An argument is easy to make that for 18 of the past 26 years, a Democrat has been in the White House, and we could conclude that we aren’t losing. And it doesn’t take more than a simple Google search to discover that even Al Gore won the popular vote in 2000 (by half of 1%). So, if our conclusion is that Democrats aren’t resonating with voters, then we are clearly missing something.
The truth is that Democrats are resonating, they just aren’t winning. Not where they need to.
Democrats have lost, over the past 8 years, over 900 seats in state houses. In Washington, Republicans hold the majority in both Houses and now sit in the White House (or will at least occasionally visit from New York). Am I contradicting myself by saying that Democrats are resonating, but losing?
I don’t think so.
What I see, first off, is an antiquated electoral system. The Electoral College was created to satisfy the smaller states at the Constitutional Convention so that each state would have the same number of electoral votes as they have representatives in Congress. No state could, therefore, have less than 3. But, when the Constitution was written, America was 95% rural and today over 80% of the population is not. Yet that near-complete reversal of our demographic has not produced any reform since the 12th Amendment in 1803.
Beyond that logical reform, which will not happen in 4 years, and perhaps not for another 20, I see a strategic malfunction that has failed to recognize these demographic shifts, and failed to employ a grassroots system to administer them.
When Bill Clinton became the Formidable Force of Washington, Republicans, led by Newt Gingrich, formed a grassroots plan to funnel money and support into state races and they masterminded a populist platform that would never lose its base. Essentially lifting the content from Ronald Reagan’s 1985 Inaugural Address, the Contract With America, encapsulated modern conservatism, and they’ve never wavered. Once state power was established, gerrymandering would solidify a winning strategy.
So, the question I ask my fellow Dems is: “How did we let this happen?”
Did we put all of our eggs into the White House basket?
Have we failed to understand the importance of the matrix of governorships and state legislatures to carry the water of our message?

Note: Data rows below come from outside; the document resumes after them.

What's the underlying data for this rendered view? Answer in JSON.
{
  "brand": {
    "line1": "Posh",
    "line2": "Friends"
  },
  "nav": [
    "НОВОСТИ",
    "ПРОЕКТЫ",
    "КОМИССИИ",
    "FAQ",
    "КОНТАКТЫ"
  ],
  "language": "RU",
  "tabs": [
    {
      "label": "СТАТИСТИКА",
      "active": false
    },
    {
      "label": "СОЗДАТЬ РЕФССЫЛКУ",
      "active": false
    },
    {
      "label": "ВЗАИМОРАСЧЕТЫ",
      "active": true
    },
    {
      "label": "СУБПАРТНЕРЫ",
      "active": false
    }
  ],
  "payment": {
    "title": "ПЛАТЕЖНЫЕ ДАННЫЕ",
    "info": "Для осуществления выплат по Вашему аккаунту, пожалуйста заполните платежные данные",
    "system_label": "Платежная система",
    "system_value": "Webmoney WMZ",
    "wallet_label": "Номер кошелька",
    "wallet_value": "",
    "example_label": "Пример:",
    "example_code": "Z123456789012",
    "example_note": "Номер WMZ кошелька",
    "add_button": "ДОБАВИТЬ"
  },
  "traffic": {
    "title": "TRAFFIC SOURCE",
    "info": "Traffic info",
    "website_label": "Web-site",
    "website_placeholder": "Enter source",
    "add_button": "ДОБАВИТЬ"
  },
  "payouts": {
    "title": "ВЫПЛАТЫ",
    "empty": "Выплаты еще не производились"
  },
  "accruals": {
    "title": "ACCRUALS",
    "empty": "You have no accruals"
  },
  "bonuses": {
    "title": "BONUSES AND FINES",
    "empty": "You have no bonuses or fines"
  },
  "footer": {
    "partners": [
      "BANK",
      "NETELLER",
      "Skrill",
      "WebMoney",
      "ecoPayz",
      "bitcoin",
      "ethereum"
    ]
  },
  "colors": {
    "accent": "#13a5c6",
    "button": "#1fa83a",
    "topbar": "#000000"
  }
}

Did we tack our sail to a gentle breeze and ignore the wave from a populist tsunami?
I firmly believe that Democrats are the agents of change, but when we ignore the outcry for change, in order to favor the way things are, we capsize.

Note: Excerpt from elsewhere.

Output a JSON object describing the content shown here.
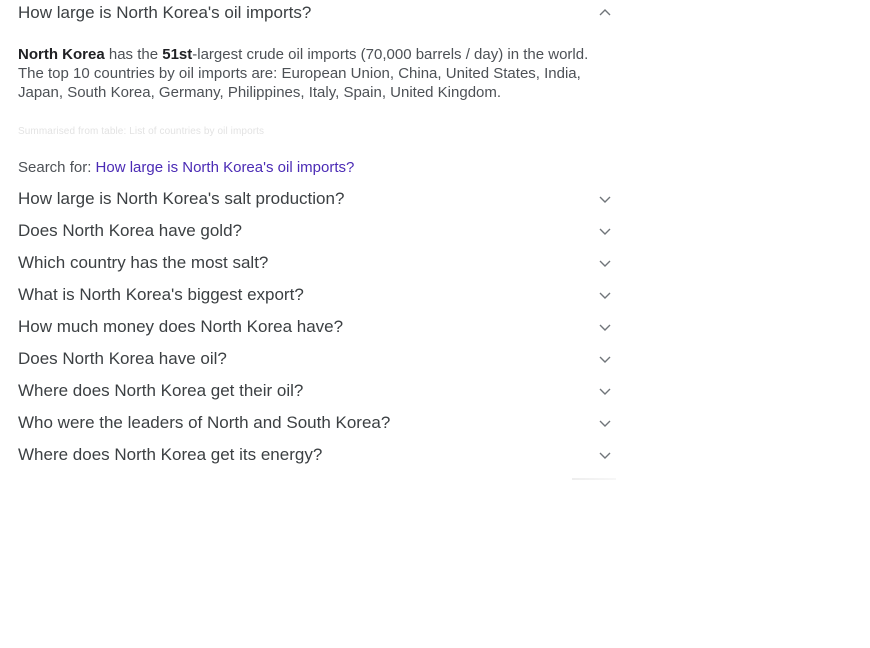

And we did.
My conclusion here will be much shorter than the windup. As Democrats we tend to complicate things which may be much simpler than we think (they understand that on the “other side”). The simple concept (although difficult to admit, let alone, administer) is to take that hard, tough and critical look and acknowledge that this didn’t happen out of nowhere; it has been happening for decades.
We need to take a page out of the Republican Playbook and organize and prioritize at the grassroots level. That means to focus locally and then fan out, rather than our modern modus operandi which is to go big and work down. Our message wasn’t the problem; we are the party of the people, of the working family, the middle class, labor, public education, and social justice – but we need to change our delivery so that voters recognize our message as their own.
Our party must embrace, promote and support primary elections and the choices they present, on every level, to allow for a healthy discourse and to draw our strongest candidates from the well of diversity.
We need to improve the lines of communication between central committees and state party leaders; to create system-shortcuts so that our rank and file are telling party officials what they are hearing, rather than the other way around.
Networks with our student organizations need to be prioritized and supported.
We took our eye off the ball because we saw ourselves already at the goal line and we dropped the pass. Republicans intercepted the ball and are heading toward their goal. They executed a better plan on the field. We need to get back to basics on offense. In football that’s to run, block, pass, and catch.
In politics….well, I think that just might be to run, block, pass and catch, as well.